Both the trial and appeals courts were unmoved that the parties freely entered into a contract for Kane’s services. The courts agreed that a contract calling on someone to do something illegal – such as have a contingent fee arrangement with a lobbyist – renders the contract null and void, and therefore unenforceable.
What is most compelling about the Kane case is the apparent unfairness of the outcome. Kane and Option Care entered into an agreement. Kane performed under the agreement and obtained a $5.1 million payment for Option Care. Yet, the courts allowed Option Care to simply turn around and refuse to pay. Seem unfair, right?
Well, there is more to the case than meets the eye. The real takeaway from this story is that Kane should not have entered into the agreement in the first place. Kane, an attorney, should have been aware of the statute banning contingent fee arrangements with lobbyists. Yet Kane entered into the agreement anyway. Thus, like the notion of “buyer beware,” Kane should have been prepared for the possibility that he would not get the benefit of his bargain because of how strict Illinois law is related to lobbyists and contingency fees.

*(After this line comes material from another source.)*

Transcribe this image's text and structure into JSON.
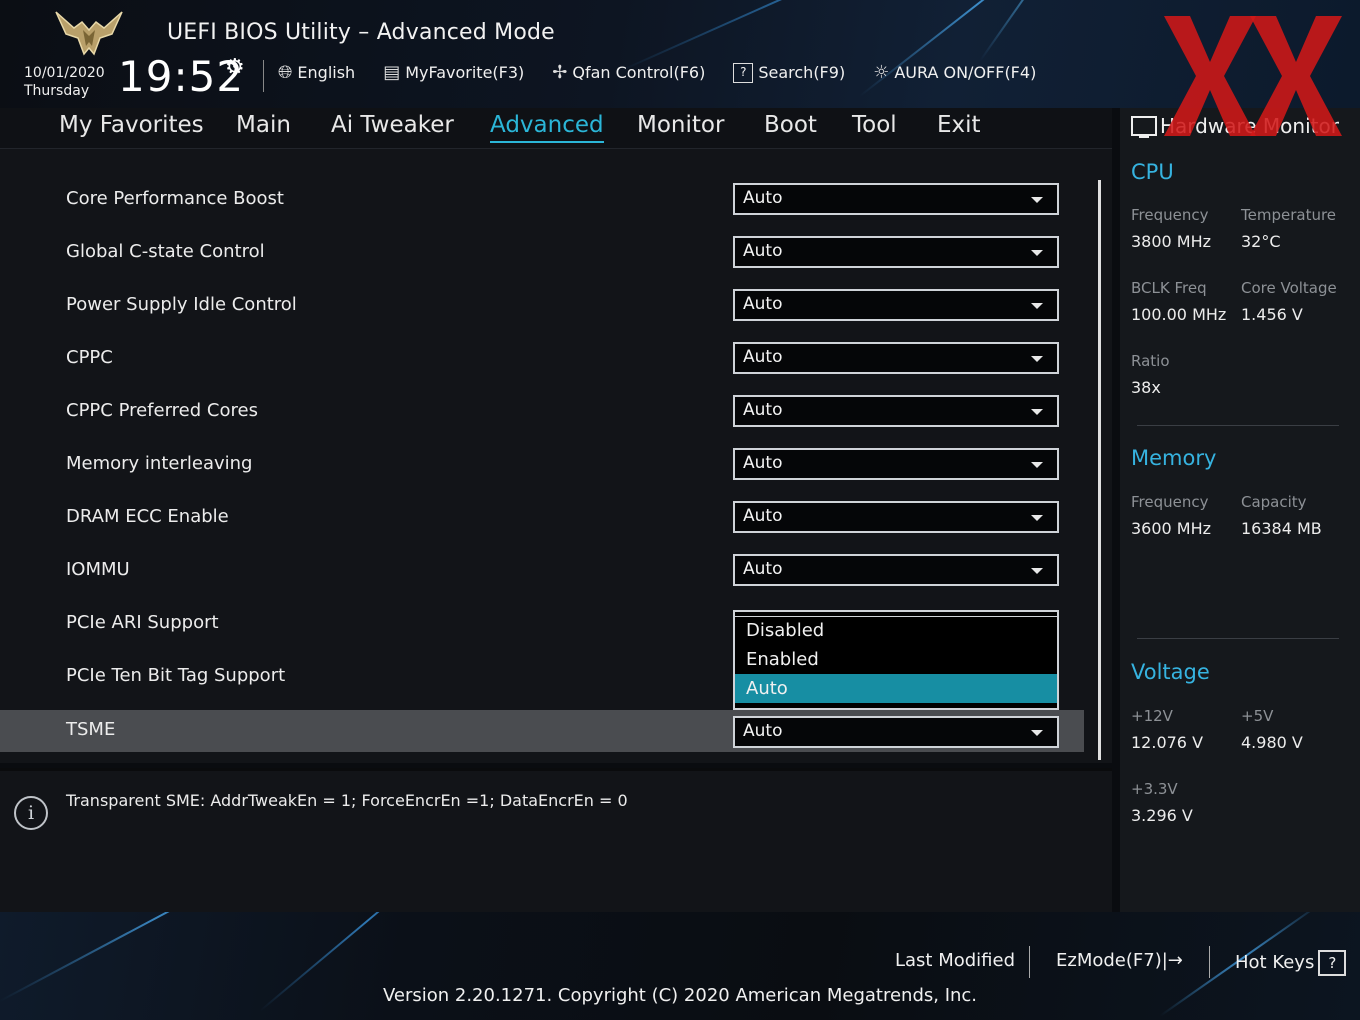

And sometimes court decisions are meant to send a message to the public. While it may seem unfair that Kane will not receive any payment for his six months of lobbying work on behalf of Option Care, the decision will influence parties like Kane and Option Care in the future. Now that Kane has been decided, any person who wishes to lobby for another individual or company, expecting to receive a fee that is contingent on the outcome, will think twice before entering into such an agreement knowing that the other party may benefit from his or her services and then decline to pay.
The Kane case should serve as notice to anyone – attorney or otherwise – seeking to point clients towards government incentives. If your actions might be construed as “lobbying,” which is a term broadly defined under Illinois law, then you should never accept a fee that is contingent on an outcome. Lobbyists must instead only charge fixed, flat fees.
Similarly, if you are a business looking to take advantage of government incentives tax or otherwise you should not employ someone to lobby under a contingency agreement. Rather, the business should be sure to keep any contingency element out of any such arrangement.
There are additional nuances and parameters within lobbying laws that are important for both lobbyists and businesses to understand. If you are considering a lobbying arrangement, you would be wise to consult an experienced attorney familiar with lobbying requirements in Illinois. We invite you to call 1818 – An Advocacy Group to help you with your efforts. We are experienced attorneys who are ready to help you protect the value of your business. Call us today at (312) 968-9600 or fill out our online contact form. Remember, 1818 knows government.
The information in this blog post is provided for informational purposes only and is not intended to be legal advice. You should not make a decision whether or not to contact an attorney based upon the information in this blog post. No attorney-client relationship is formed nor should any such relationship be implied. If you require legal advice, please consult with an attorney licensed to practice in your jurisdiction.
Please provide us with your contact information.